*** Exercise inputs ***

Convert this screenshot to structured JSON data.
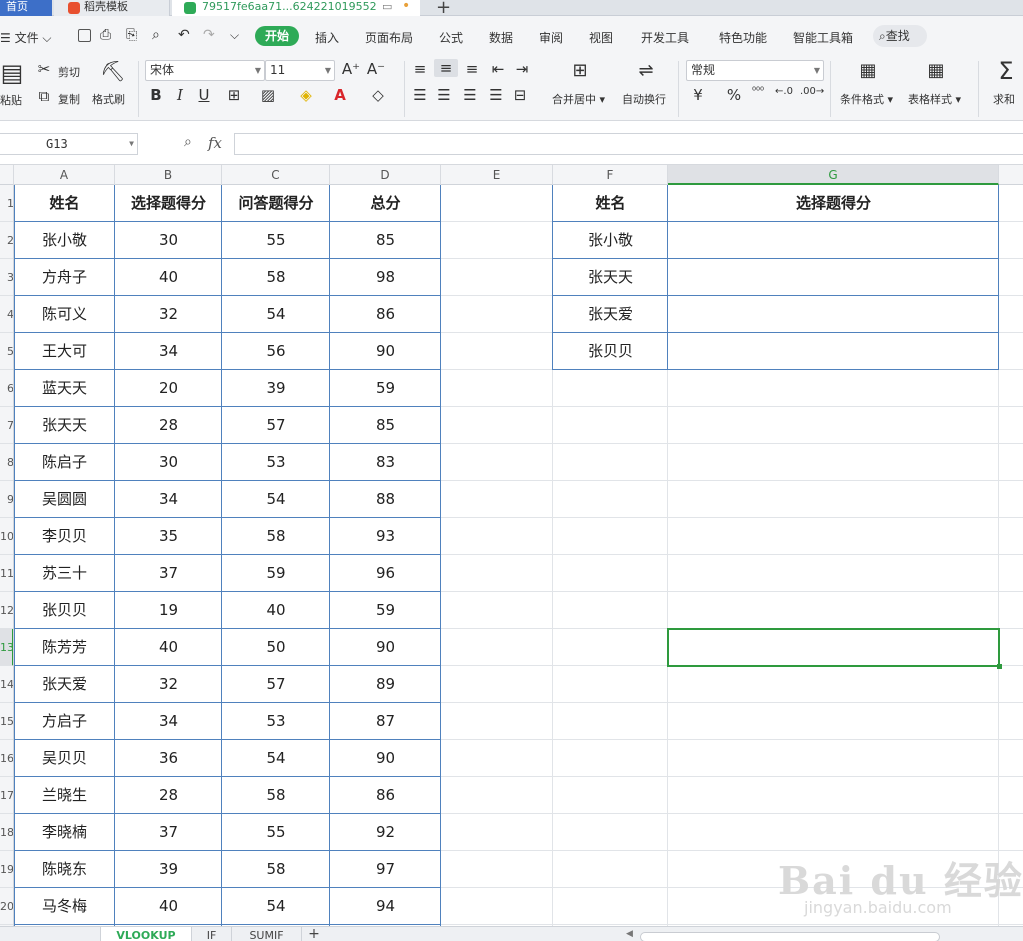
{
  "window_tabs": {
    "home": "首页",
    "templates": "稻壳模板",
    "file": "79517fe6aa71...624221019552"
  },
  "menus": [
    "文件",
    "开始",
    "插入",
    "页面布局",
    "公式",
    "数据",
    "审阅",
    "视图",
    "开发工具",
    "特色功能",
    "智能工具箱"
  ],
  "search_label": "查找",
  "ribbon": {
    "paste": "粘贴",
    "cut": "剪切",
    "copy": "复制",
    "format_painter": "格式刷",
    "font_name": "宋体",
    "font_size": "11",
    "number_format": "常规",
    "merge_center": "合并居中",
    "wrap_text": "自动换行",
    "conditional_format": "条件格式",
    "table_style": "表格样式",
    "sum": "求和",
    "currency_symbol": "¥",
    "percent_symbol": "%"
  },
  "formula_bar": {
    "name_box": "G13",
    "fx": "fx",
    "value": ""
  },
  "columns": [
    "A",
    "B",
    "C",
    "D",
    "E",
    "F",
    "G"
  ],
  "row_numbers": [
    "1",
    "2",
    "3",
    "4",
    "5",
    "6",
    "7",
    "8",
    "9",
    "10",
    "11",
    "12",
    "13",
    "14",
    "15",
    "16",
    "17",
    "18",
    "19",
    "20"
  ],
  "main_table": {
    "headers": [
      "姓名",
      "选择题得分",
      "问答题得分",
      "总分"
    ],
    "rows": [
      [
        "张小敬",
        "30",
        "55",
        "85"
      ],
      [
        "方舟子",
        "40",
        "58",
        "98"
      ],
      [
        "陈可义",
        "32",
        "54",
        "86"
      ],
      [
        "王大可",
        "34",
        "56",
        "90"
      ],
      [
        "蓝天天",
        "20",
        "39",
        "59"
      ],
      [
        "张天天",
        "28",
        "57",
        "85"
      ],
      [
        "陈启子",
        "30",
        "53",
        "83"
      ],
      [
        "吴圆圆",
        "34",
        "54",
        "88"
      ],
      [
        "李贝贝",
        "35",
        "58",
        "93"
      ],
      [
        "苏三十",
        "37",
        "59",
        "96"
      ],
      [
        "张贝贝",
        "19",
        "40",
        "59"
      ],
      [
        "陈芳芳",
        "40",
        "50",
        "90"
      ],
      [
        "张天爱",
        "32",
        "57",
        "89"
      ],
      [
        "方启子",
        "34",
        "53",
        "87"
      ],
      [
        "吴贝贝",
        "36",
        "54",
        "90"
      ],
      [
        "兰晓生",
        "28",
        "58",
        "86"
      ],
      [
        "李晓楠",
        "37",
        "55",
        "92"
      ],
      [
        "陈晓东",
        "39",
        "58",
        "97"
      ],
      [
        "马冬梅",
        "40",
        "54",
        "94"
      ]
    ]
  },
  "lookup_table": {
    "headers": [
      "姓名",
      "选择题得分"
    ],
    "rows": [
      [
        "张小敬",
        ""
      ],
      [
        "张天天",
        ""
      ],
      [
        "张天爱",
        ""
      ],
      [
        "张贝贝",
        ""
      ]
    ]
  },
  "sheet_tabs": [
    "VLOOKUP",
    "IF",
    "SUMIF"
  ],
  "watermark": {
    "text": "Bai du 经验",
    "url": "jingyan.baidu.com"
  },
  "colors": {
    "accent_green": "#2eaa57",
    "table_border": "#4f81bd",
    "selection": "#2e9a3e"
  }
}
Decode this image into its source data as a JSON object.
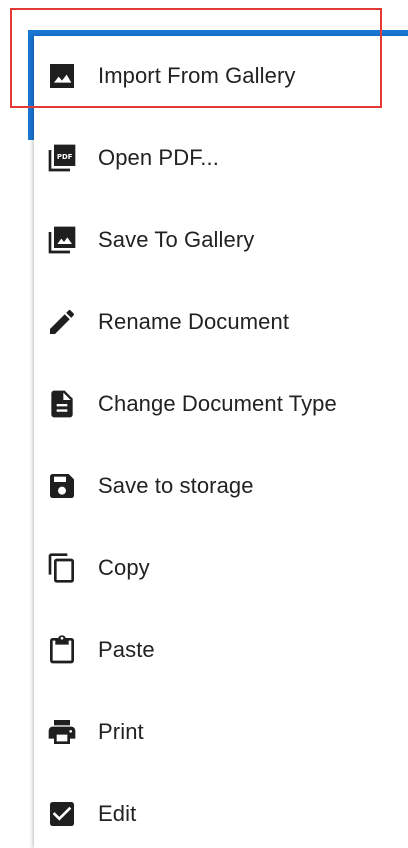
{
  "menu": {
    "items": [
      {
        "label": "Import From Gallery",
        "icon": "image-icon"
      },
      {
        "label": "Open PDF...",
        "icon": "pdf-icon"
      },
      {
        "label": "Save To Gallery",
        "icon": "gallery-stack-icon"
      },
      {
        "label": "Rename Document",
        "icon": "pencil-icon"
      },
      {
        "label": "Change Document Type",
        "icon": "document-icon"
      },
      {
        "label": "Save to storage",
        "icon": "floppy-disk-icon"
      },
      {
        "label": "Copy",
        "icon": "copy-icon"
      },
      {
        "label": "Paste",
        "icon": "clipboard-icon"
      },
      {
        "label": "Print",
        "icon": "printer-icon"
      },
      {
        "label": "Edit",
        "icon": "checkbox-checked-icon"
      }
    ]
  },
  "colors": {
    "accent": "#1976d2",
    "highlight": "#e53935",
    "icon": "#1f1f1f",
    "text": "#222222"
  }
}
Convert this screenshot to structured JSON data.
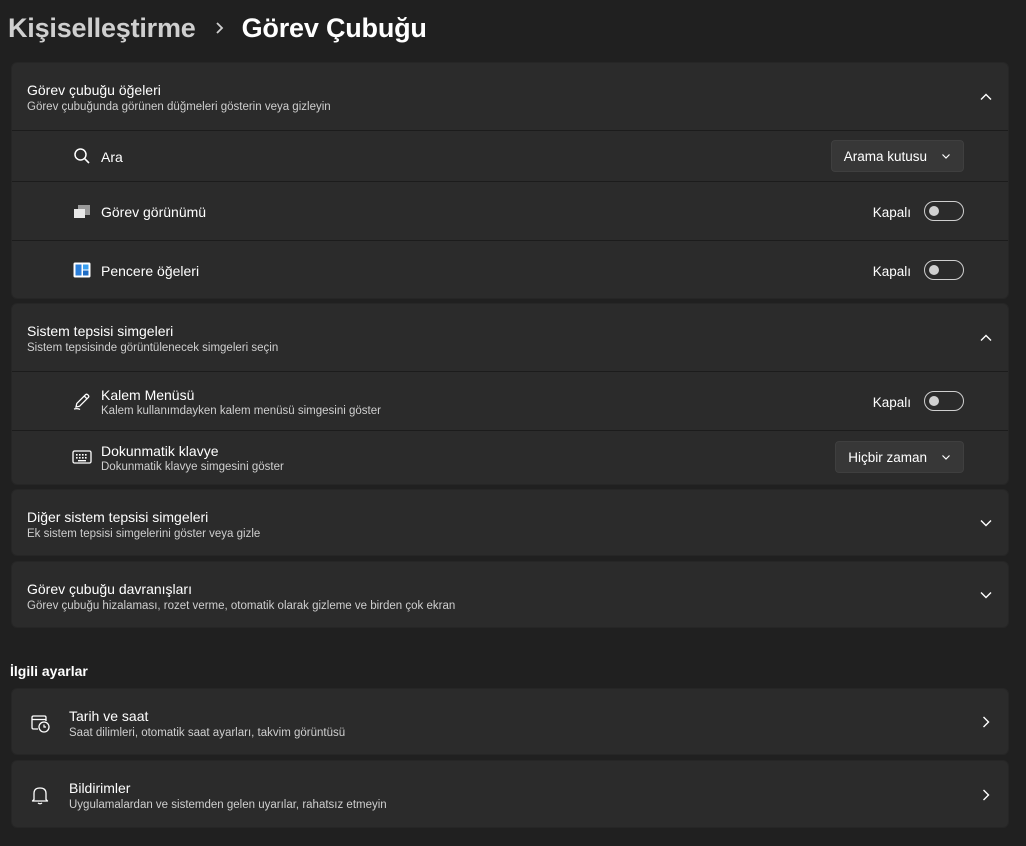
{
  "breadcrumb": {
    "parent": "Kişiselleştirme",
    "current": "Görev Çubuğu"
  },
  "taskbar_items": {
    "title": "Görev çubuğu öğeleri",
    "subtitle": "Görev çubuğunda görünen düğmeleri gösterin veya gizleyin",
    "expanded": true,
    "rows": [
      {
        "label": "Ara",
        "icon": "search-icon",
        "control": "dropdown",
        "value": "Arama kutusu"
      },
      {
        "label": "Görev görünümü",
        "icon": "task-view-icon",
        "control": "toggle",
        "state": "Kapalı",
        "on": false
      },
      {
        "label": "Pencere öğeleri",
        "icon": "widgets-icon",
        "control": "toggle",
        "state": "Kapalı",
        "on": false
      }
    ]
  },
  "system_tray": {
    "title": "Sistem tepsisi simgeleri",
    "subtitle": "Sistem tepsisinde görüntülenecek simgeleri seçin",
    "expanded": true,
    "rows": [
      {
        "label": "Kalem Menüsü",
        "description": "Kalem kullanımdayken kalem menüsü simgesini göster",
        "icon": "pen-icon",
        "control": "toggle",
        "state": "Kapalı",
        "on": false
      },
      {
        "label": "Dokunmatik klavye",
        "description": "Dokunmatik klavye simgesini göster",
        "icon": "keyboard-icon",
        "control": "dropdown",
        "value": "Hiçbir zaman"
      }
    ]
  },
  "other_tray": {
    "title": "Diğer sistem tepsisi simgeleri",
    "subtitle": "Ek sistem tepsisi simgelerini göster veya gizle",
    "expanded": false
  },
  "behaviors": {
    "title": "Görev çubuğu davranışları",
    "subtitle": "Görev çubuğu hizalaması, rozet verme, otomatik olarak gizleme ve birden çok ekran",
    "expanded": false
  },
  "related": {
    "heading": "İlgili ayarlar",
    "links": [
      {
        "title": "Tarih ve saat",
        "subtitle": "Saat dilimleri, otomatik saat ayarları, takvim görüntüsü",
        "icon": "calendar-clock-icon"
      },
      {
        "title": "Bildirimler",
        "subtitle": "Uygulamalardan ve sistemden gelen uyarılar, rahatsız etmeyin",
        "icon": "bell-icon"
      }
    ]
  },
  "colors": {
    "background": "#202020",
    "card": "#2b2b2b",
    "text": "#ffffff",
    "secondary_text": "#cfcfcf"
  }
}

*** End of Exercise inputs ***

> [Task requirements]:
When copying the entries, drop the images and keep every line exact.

> [Exercise solution]:
Convert this screenshot to structured JSON data.
{
  "window_tabs": {
    "home": "首页",
    "templates": "稻壳模板",
    "file": "79517fe6aa71...624221019552"
  },
  "menus": [
    "文件",
    "开始",
    "插入",
    "页面布局",
    "公式",
    "数据",
    "审阅",
    "视图",
    "开发工具",
    "特色功能",
    "智能工具箱"
  ],
  "search_label": "查找",
  "ribbon": {
    "paste": "粘贴",
    "cut": "剪切",
    "copy": "复制",
    "format_painter": "格式刷",
    "font_name": "宋体",
    "font_size": "11",
    "number_format": "常规",
    "merge_center": "合并居中",
    "wrap_text": "自动换行",
    "conditional_format": "条件格式",
    "table_style": "表格样式",
    "sum": "求和",
    "currency_symbol": "¥",
    "percent_symbol": "%"
  },
  "formula_bar": {
    "name_box": "G13",
    "fx": "fx",
    "value": ""
  },
  "columns": [
    "A",
    "B",
    "C",
    "D",
    "E",
    "F",
    "G"
  ],
  "row_numbers": [
    "1",
    "2",
    "3",
    "4",
    "5",
    "6",
    "7",
    "8",
    "9",
    "10",
    "11",
    "12",
    "13",
    "14",
    "15",
    "16",
    "17",
    "18",
    "19",
    "20"
  ],
  "main_table": {
    "headers": [
      "姓名",
      "选择题得分",
      "问答题得分",
      "总分"
    ],
    "rows": [
      [
        "张小敬",
        "30",
        "55",
        "85"
      ],
      [
        "方舟子",
        "40",
        "58",
        "98"
      ],
      [
        "陈可义",
        "32",
        "54",
        "86"
      ],
      [
        "王大可",
        "34",
        "56",
        "90"
      ],
      [
        "蓝天天",
        "20",
        "39",
        "59"
      ],
      [
        "张天天",
        "28",
        "57",
        "85"
      ],
      [
        "陈启子",
        "30",
        "53",
        "83"
      ],
      [
        "吴圆圆",
        "34",
        "54",
        "88"
      ],
      [
        "李贝贝",
        "35",
        "58",
        "93"
      ],
      [
        "苏三十",
        "37",
        "59",
        "96"
      ],
      [
        "张贝贝",
        "19",
        "40",
        "59"
      ],
      [
        "陈芳芳",
        "40",
        "50",
        "90"
      ],
      [
        "张天爱",
        "32",
        "57",
        "89"
      ],
      [
        "方启子",
        "34",
        "53",
        "87"
      ],
      [
        "吴贝贝",
        "36",
        "54",
        "90"
      ],
      [
        "兰晓生",
        "28",
        "58",
        "86"
      ],
      [
        "李晓楠",
        "37",
        "55",
        "92"
      ],
      [
        "陈晓东",
        "39",
        "58",
        "97"
      ],
      [
        "马冬梅",
        "40",
        "54",
        "94"
      ]
    ]
  },
  "lookup_table": {
    "headers": [
      "姓名",
      "选择题得分"
    ],
    "rows": [
      [
        "张小敬",
        ""
      ],
      [
        "张天天",
        ""
      ],
      [
        "张天爱",
        ""
      ],
      [
        "张贝贝",
        ""
      ]
    ]
  },
  "sheet_tabs": [
    "VLOOKUP",
    "IF",
    "SUMIF"
  ],
  "watermark": {
    "text": "Bai du 经验",
    "url": "jingyan.baidu.com"
  },
  "colors": {
    "accent_green": "#2eaa57",
    "table_border": "#4f81bd",
    "selection": "#2e9a3e"
  }
}
Decode this image into its source data as a JSON object.
{
  "menu": {
    "items": [
      {
        "label": "Import From Gallery",
        "icon": "image-icon"
      },
      {
        "label": "Open PDF...",
        "icon": "pdf-icon"
      },
      {
        "label": "Save To Gallery",
        "icon": "gallery-stack-icon"
      },
      {
        "label": "Rename Document",
        "icon": "pencil-icon"
      },
      {
        "label": "Change Document Type",
        "icon": "document-icon"
      },
      {
        "label": "Save to storage",
        "icon": "floppy-disk-icon"
      },
      {
        "label": "Copy",
        "icon": "copy-icon"
      },
      {
        "label": "Paste",
        "icon": "clipboard-icon"
      },
      {
        "label": "Print",
        "icon": "printer-icon"
      },
      {
        "label": "Edit",
        "icon": "checkbox-checked-icon"
      }
    ]
  },
  "colors": {
    "accent": "#1976d2",
    "highlight": "#e53935",
    "icon": "#1f1f1f",
    "text": "#222222"
  }
}
Convert this screenshot to structured JSON data.
{
  "breadcrumb": {
    "parent": "Kişiselleştirme",
    "current": "Görev Çubuğu"
  },
  "taskbar_items": {
    "title": "Görev çubuğu öğeleri",
    "subtitle": "Görev çubuğunda görünen düğmeleri gösterin veya gizleyin",
    "expanded": true,
    "rows": [
      {
        "label": "Ara",
        "icon": "search-icon",
        "control": "dropdown",
        "value": "Arama kutusu"
      },
      {
        "label": "Görev görünümü",
        "icon": "task-view-icon",
        "control": "toggle",
        "state": "Kapalı",
        "on": false
      },
      {
        "label": "Pencere öğeleri",
        "icon": "widgets-icon",
        "control": "toggle",
        "state": "Kapalı",
        "on": false
      }
    ]
  },
  "system_tray": {
    "title": "Sistem tepsisi simgeleri",
    "subtitle": "Sistem tepsisinde görüntülenecek simgeleri seçin",
    "expanded": true,
    "rows": [
      {
        "label": "Kalem Menüsü",
        "description": "Kalem kullanımdayken kalem menüsü simgesini göster",
        "icon": "pen-icon",
        "control": "toggle",
        "state": "Kapalı",
        "on": false
      },
      {
        "label": "Dokunmatik klavye",
        "description": "Dokunmatik klavye simgesini göster",
        "icon": "keyboard-icon",
        "control": "dropdown",
        "value": "Hiçbir zaman"
      }
    ]
  },
  "other_tray": {
    "title": "Diğer sistem tepsisi simgeleri",
    "subtitle": "Ek sistem tepsisi simgelerini göster veya gizle",
    "expanded": false
  },
  "behaviors": {
    "title": "Görev çubuğu davranışları",
    "subtitle": "Görev çubuğu hizalaması, rozet verme, otomatik olarak gizleme ve birden çok ekran",
    "expanded": false
  },
  "related": {
    "heading": "İlgili ayarlar",
    "links": [
      {
        "title": "Tarih ve saat",
        "subtitle": "Saat dilimleri, otomatik saat ayarları, takvim görüntüsü",
        "icon": "calendar-clock-icon"
      },
      {
        "title": "Bildirimler",
        "subtitle": "Uygulamalardan ve sistemden gelen uyarılar, rahatsız etmeyin",
        "icon": "bell-icon"
      }
    ]
  },
  "colors": {
    "background": "#202020",
    "card": "#2b2b2b",
    "text": "#ffffff",
    "secondary_text": "#cfcfcf"
  }
}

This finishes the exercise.